    I mean, I do believe that he does promote a religious agenda but I'm just not sure how effective it has been. There are small instances. For example, his administration now wants to classify birth control as a form of abortion. It's not gonna happen (I hope), but certainly this comes from the mindset of the religious Right rather than any kind of pure "values" thought.

    As for Palin..feh! She was selected from focus groups by analysts. I'm sure she is gonna help McCain with some, but she is going to alienate the moderates. And I thought McCain was trying to woo the moderates. I dunno. If he wins it will be because this country STILL isn't ready for a black president.
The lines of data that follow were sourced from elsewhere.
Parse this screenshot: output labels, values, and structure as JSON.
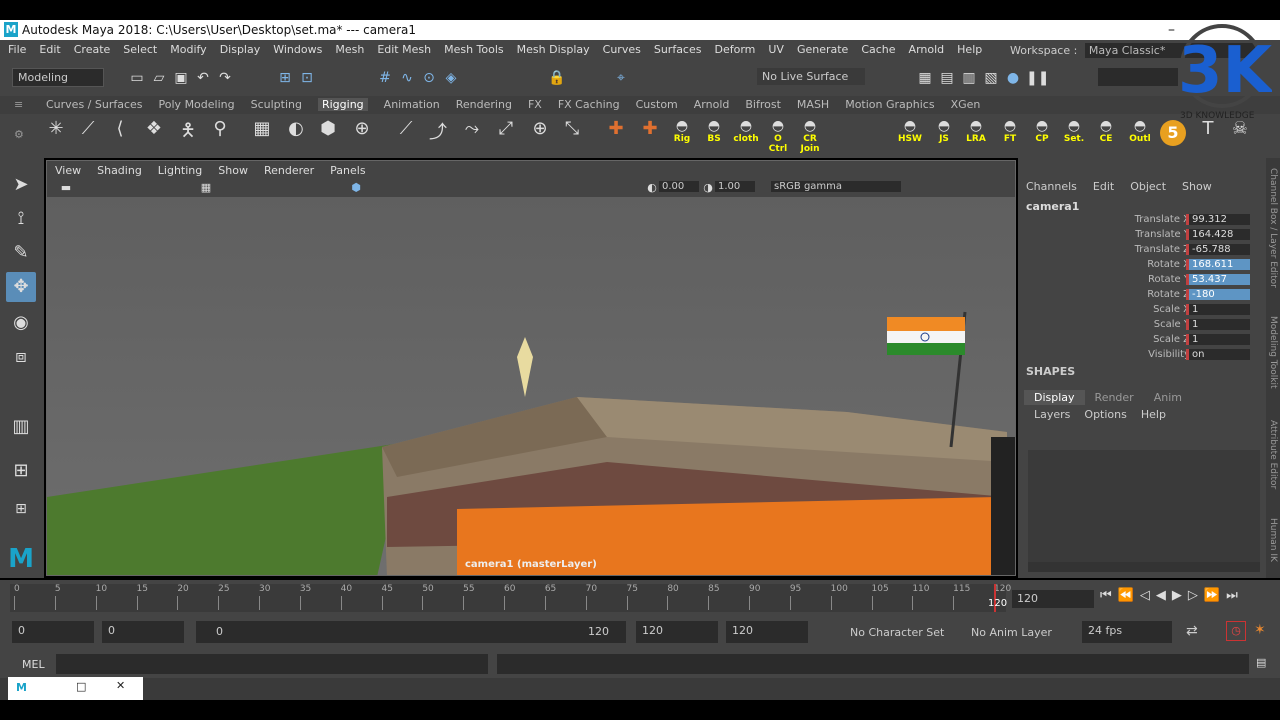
{
  "window": {
    "title": "Autodesk Maya 2018: C:\\Users\\User\\Desktop\\set.ma*   ---   camera1",
    "logo_letter": "M"
  },
  "menubar": [
    "File",
    "Edit",
    "Create",
    "Select",
    "Modify",
    "Display",
    "Windows",
    "Mesh",
    "Edit Mesh",
    "Mesh Tools",
    "Mesh Display",
    "Curves",
    "Surfaces",
    "Deform",
    "UV",
    "Generate",
    "Cache",
    "Arnold",
    "Help"
  ],
  "workspace": {
    "label": "Workspace :",
    "value": "Maya Classic*"
  },
  "status": {
    "mode": "Modeling",
    "live_surface": "No Live Surface"
  },
  "shelf_tabs": [
    "Curves / Surfaces",
    "Poly Modeling",
    "Sculpting",
    "Rigging",
    "Animation",
    "Rendering",
    "FX",
    "FX Caching",
    "Custom",
    "Arnold",
    "Bifrost",
    "MASH",
    "Motion Graphics",
    "XGen"
  ],
  "shelf_active": "Rigging",
  "shelf_buttons": [
    {
      "label": "Rig"
    },
    {
      "label": "BS"
    },
    {
      "label": "cloth"
    },
    {
      "label": "O Ctrl"
    },
    {
      "label": "CR Join"
    },
    {
      "label": "HSW"
    },
    {
      "label": "JS"
    },
    {
      "label": "LRA"
    },
    {
      "label": "FT"
    },
    {
      "label": "CP"
    },
    {
      "label": "Set."
    },
    {
      "label": "CE"
    },
    {
      "label": "Outl"
    }
  ],
  "viewport": {
    "menu": [
      "View",
      "Shading",
      "Lighting",
      "Show",
      "Renderer",
      "Panels"
    ],
    "near_value": "0.00",
    "far_value": "1.00",
    "color_space": "sRGB gamma",
    "camera_label": "camera1 (masterLayer)"
  },
  "channel_box": {
    "menu": [
      "Channels",
      "Edit",
      "Object",
      "Show"
    ],
    "object": "camera1",
    "channels": [
      {
        "name": "Translate X",
        "value": "99.312",
        "hl": false
      },
      {
        "name": "Translate Y",
        "value": "164.428",
        "hl": false
      },
      {
        "name": "Translate Z",
        "value": "-65.788",
        "hl": false
      },
      {
        "name": "Rotate X",
        "value": "168.611",
        "hl": true
      },
      {
        "name": "Rotate Y",
        "value": "53.437",
        "hl": true
      },
      {
        "name": "Rotate Z",
        "value": "-180",
        "hl": true
      },
      {
        "name": "Scale X",
        "value": "1",
        "hl": false
      },
      {
        "name": "Scale Y",
        "value": "1",
        "hl": false
      },
      {
        "name": "Scale Z",
        "value": "1",
        "hl": false
      },
      {
        "name": "Visibility",
        "value": "on",
        "hl": false
      }
    ],
    "shapes_label": "SHAPES"
  },
  "layer_editor": {
    "tabs": [
      "Display",
      "Render",
      "Anim"
    ],
    "menu": [
      "Layers",
      "Options",
      "Help"
    ]
  },
  "side_tabs": [
    "Channel Box / Layer Editor",
    "Modeling Toolkit",
    "Attribute Editor",
    "Human IK"
  ],
  "timeline": {
    "ticks": [
      "0",
      "5",
      "10",
      "15",
      "20",
      "25",
      "30",
      "35",
      "40",
      "45",
      "50",
      "55",
      "60",
      "65",
      "70",
      "75",
      "80",
      "85",
      "90",
      "95",
      "100",
      "105",
      "110",
      "115",
      "120"
    ],
    "current_frame": "120",
    "end_label": "120"
  },
  "range": {
    "start": "0",
    "playback_start": "0",
    "slider_start": "0",
    "slider_end": "120",
    "playback_end": "120",
    "end": "120",
    "character_set": "No Character Set",
    "anim_layer": "No Anim Layer",
    "fps": "24 fps"
  },
  "command_line": {
    "language": "MEL"
  },
  "watermark": {
    "text": "3D KNOWLEDGE",
    "big": "3K"
  }
}
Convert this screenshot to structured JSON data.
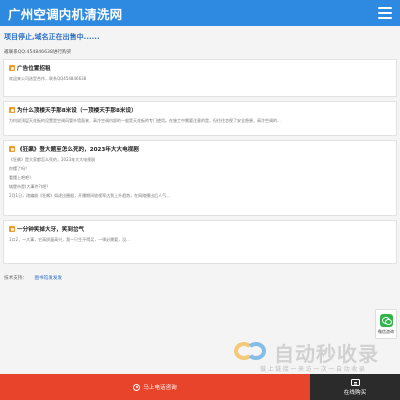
{
  "header": {
    "title": "广州空调内机清洗网",
    "menu_icon": "hamburger-menu-icon"
  },
  "notice": {
    "title": "项目停止,域名正在出售中......",
    "contact": "邀联系QQ:454846638进行购买"
  },
  "cards": [
    {
      "title": "广告位置招租",
      "icon": "notice-icon",
      "lines": [
        "欢迎来公司选型合作，联系QQ454846638"
      ]
    },
    {
      "title": "为什么顶楼天手那8米设（一顶楼天手那8米设）",
      "icon": "article-icon",
      "lines": [
        "为何说顶层天花板的设置是空调风管外墙面来，高冷空调内部的一般是天花板的专门使用。在施工中需要注意的是，但往往忽视了安全隐患，高冷空调的..."
      ]
    },
    {
      "title": "《狂飙》登大题至怎么死的，2023年大大电视剧",
      "icon": "article-icon",
      "lines": [
        "《狂飙》是大家都怎么死的，2023年大大电视剧",
        "你懂了吗？",
        "看懂上吧吧？",
        "城堡市是(大事件?)吧？",
        "2月1日，改编剧《狂飙》如虎出圈般，开播期间收视率达到上升趋势，在网络播出后人气..."
      ]
    },
    {
      "title": "一分钟笑掉大牙，笑到岔气",
      "icon": "article-icon",
      "lines": [
        "1口2，一大事，它高质量高兴，我一只生不得买，一律必需要，没..."
      ]
    }
  ],
  "support": {
    "label": "技术支持：",
    "link": "图书馆发发发"
  },
  "floating": {
    "wechat_label": "微信咨询",
    "wechat_icon": "wechat-icon"
  },
  "watermark": {
    "text": "自动秒收录",
    "sub": "做上链接一来访一次一自动收录"
  },
  "bottom_bar": {
    "call_label": "马上电话咨询",
    "call_icon": "phone-icon",
    "chat_label": "在线购买",
    "chat_icon": "chat-icon",
    "call_color": "#e8442b",
    "chat_color": "#2b2b2b"
  },
  "colors": {
    "header": "#2d8ae0",
    "notice_title": "#2d6fc7",
    "accent_icon": "#f09a2a"
  }
}
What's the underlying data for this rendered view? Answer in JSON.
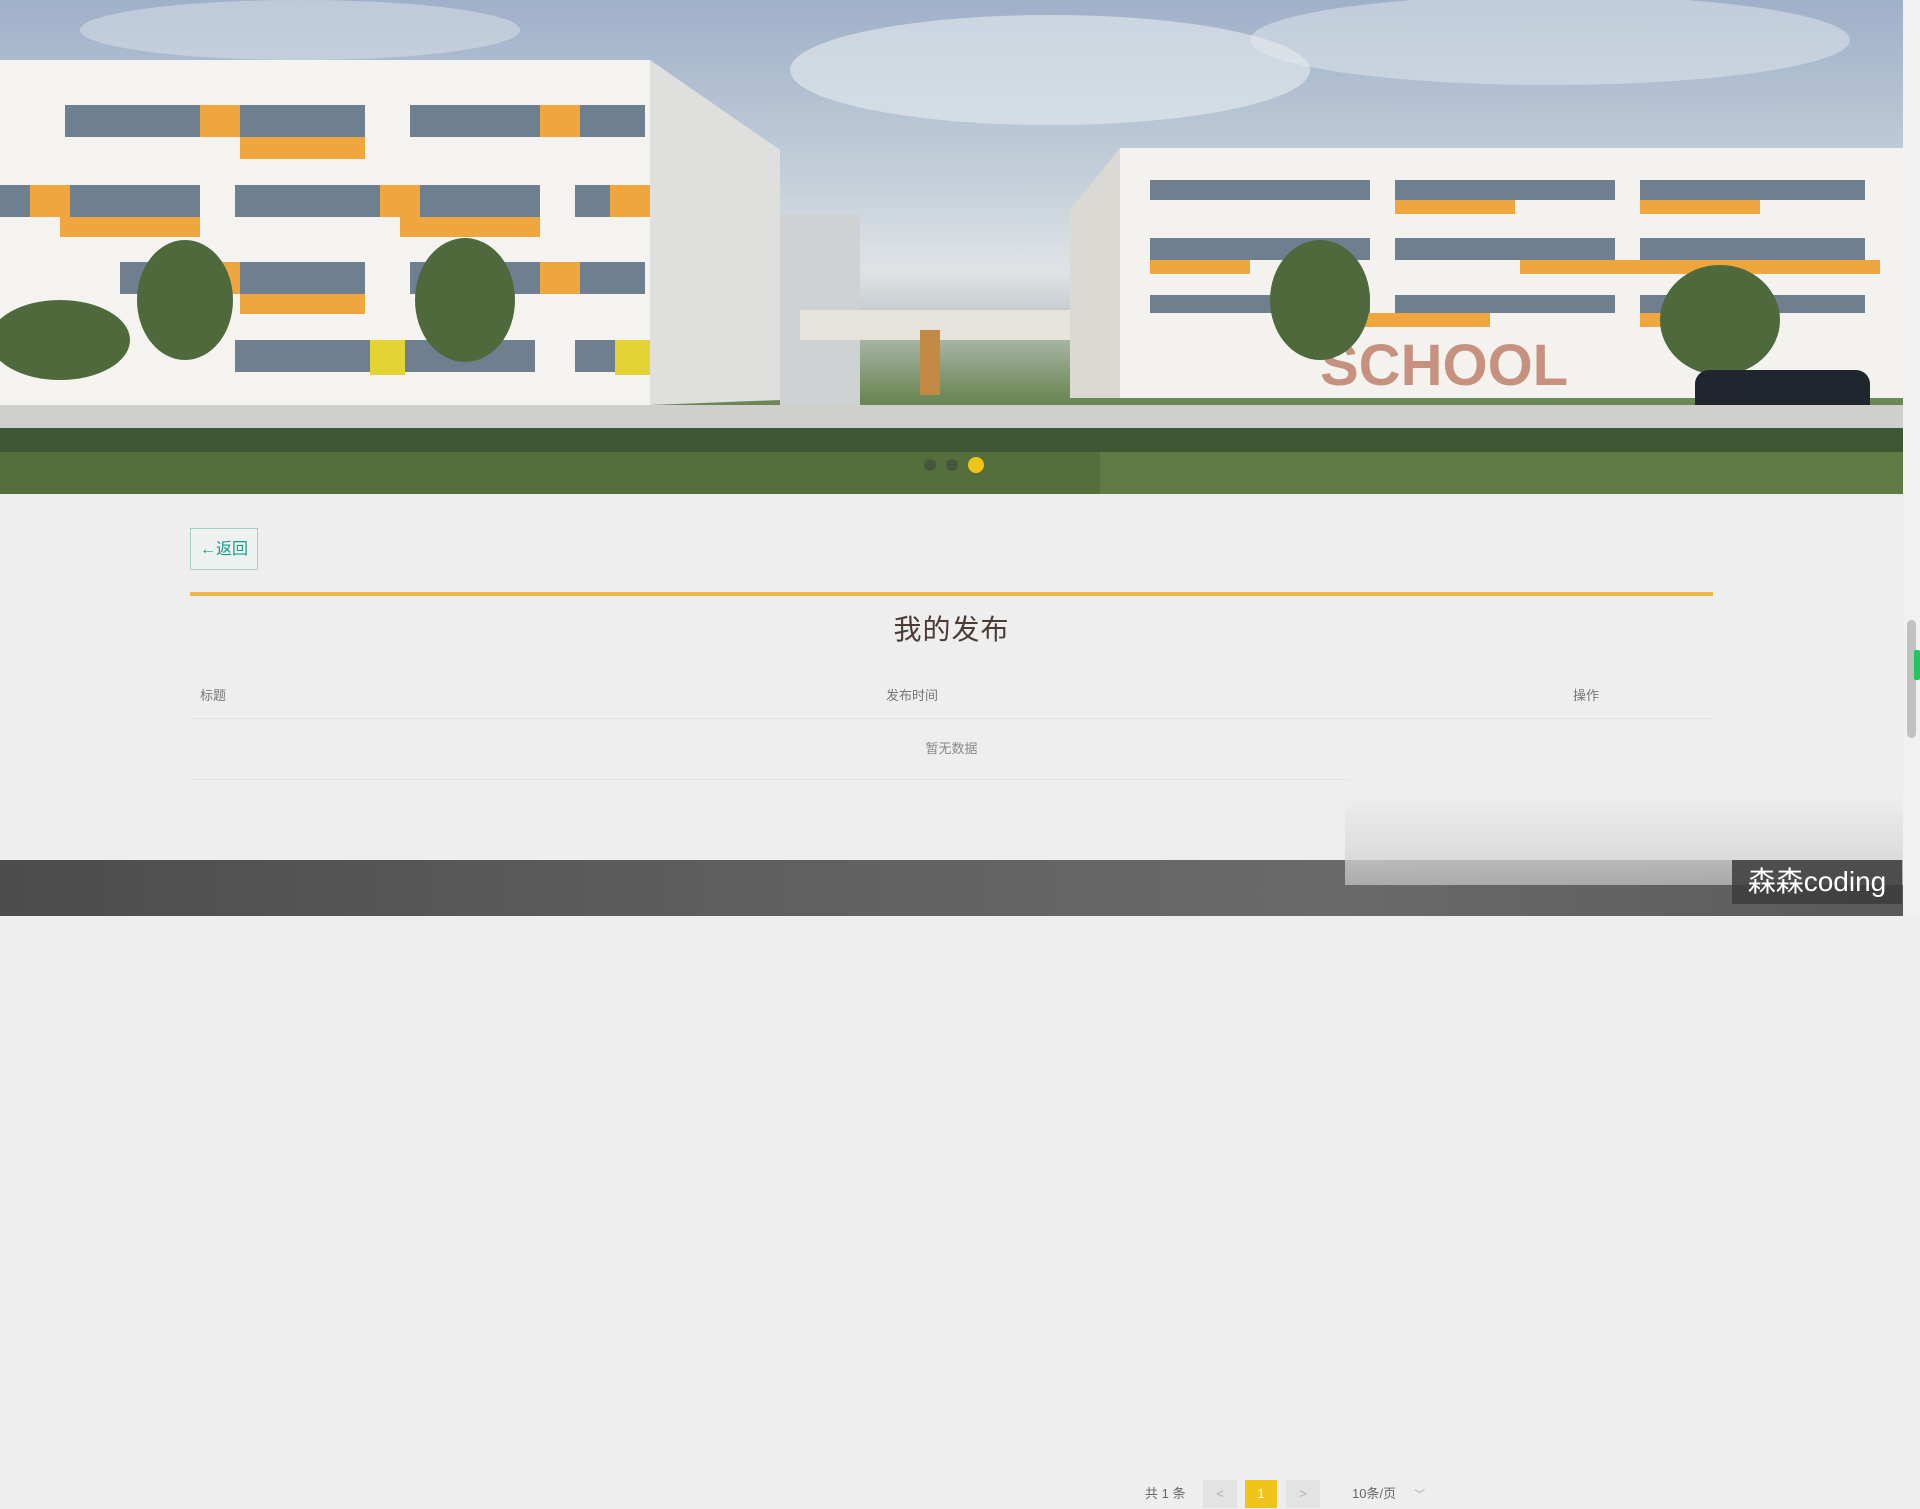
{
  "banner": {
    "image_label": "SCHOOL",
    "carousel": {
      "total": 3,
      "active": 3
    }
  },
  "back_button": {
    "label": "←返回"
  },
  "page_title": "我的发布",
  "table": {
    "columns": [
      "标题",
      "发布时间",
      "操作"
    ],
    "empty_text": "暂无数据"
  },
  "pagination": {
    "total_text": "共 1 条",
    "prev": "<",
    "current_page": "1",
    "next": ">",
    "page_size": "10条/页"
  },
  "watermark": "森森coding",
  "colors": {
    "accent": "#f0c419",
    "divider": "#f0b54a",
    "back_text": "#169c8b",
    "title": "#4a3b33"
  }
}
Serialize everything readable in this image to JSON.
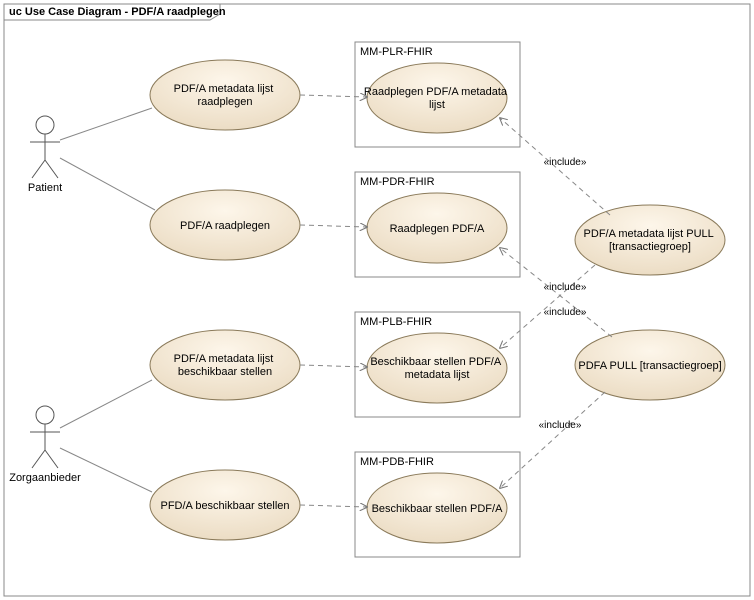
{
  "frame": {
    "title": "uc Use Case Diagram - PDF/A raadplegen"
  },
  "actors": {
    "patient": "Patient",
    "zorgaanbieder": "Zorgaanbieder"
  },
  "usecases": {
    "left": {
      "metaList": "PDF/A metadata lijst raadplegen",
      "raadplegen": "PDF/A raadplegen",
      "metaBeschikbaar": "PDF/A metadata lijst beschikbaar stellen",
      "pfdBeschikbaar": "PFD/A beschikbaar stellen"
    },
    "boxed": {
      "plr": {
        "box": "MM-PLR-FHIR",
        "uc": "Raadplegen PDF/A metadata lijst"
      },
      "pdr": {
        "box": "MM-PDR-FHIR",
        "uc": "Raadplegen PDF/A"
      },
      "plb": {
        "box": "MM-PLB-FHIR",
        "uc": "Beschikbaar stellen PDF/A metadata lijst"
      },
      "pdb": {
        "box": "MM-PDB-FHIR",
        "uc": "Beschikbaar stellen PDF/A"
      }
    },
    "right": {
      "metaPull": "PDF/A metadata lijst PULL [transactiegroep]",
      "pdfaPull": "PDFA PULL [transactiegroep]"
    }
  },
  "include": "«include»"
}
If he loses, I'm sure he will be partly blamed for choosing this woman as his running mate.

  5. Sarah Palin because IMHO:

    She's the governor of a FREE state, one of the FREEST and most LIBERTARIAN in the nation.

    She has no problem with letting people do what they want as long as they aren't hurting anybody.

    She's not questioned Alaska's liberal, in a classical sense, gun laws that basically allow you to be armed whenever and however you want, the only significant limitations in Alaska are Federal, not state.

    She's family oriented and a fiscal conservative that campaigned to slash waste and corruption in Alaska and has then proceeded to actually do it.

    She had the cojones to take on the task of raising a birth defect instead of aborting it.

    She's a hard charger as evidenced by her sports career.

    Hunter, fisherwoman, and outdoors person.

    Feminist for Life, but not in a strident and annoying man-hater way.

    Have seen her shooting competitive service rifle.

    Went to visit the troops even though as governor, she really didn't have to, and this was before she was anywhere close to on the radar as a VP contender.

    Husband is ex-Army Sniper. Grew up in a strong military environment.

    Was runner up to Miss Alaska and looks hot on a Harley for a mom of five but chose to take a route of doing somethng productive with her life rather than become a vapid "beauty queen".

    Well spoken and sharp as a tack.

    Seems to have raised her children well.

    Has an 80% approval rating as governor in a state full of contentious Libertarian types who moved there to get some place where they could be themselves without government interference, property owner's associations, and other gaggles of people that tell you what to do all the time. I've spent time in Alaska, some parts of the state feel like a bar fight itchin to happen. Rough and tumble lot, the hardy fellows that decided to settle there. When I've actually been in Alaskan bars, there always was a fight or three, too. =] And she somehow has managed to have 80% of them all think she's pretty cool.

    These are what I can immediately come up with off the top of my head.

    She's like an Alaskan version of Lila Cockrell, and I liked having her as my mayor.

  6. Thanks Earl and Weer'd, I admit I was just shootin' from the hip. The connection between Bush's policies in Iraq and the Christian right is a tenuous one at best. I guess what I'm trying to say is I don't like those Christian Fundamentalists and I want them to have a little to do with the government as possible. And I like even less the conservative politicos who talk that nonsense and do whatever the hell they want.

  7. I agree, Mike, I don't like them either. The only (and best) thing you can do is not vote for them.

    Of course I see socialists as a far more dangerous (I have to think back to the Spanish Iquisition to recall Christians behaveing catastrophicly...while China, Cuba, and Venuzuala, are all happening right now, and USSR and Cambodia are hardly distant memories) So I'd vote for Jerry Falwell over Obama just as a matter of Priority.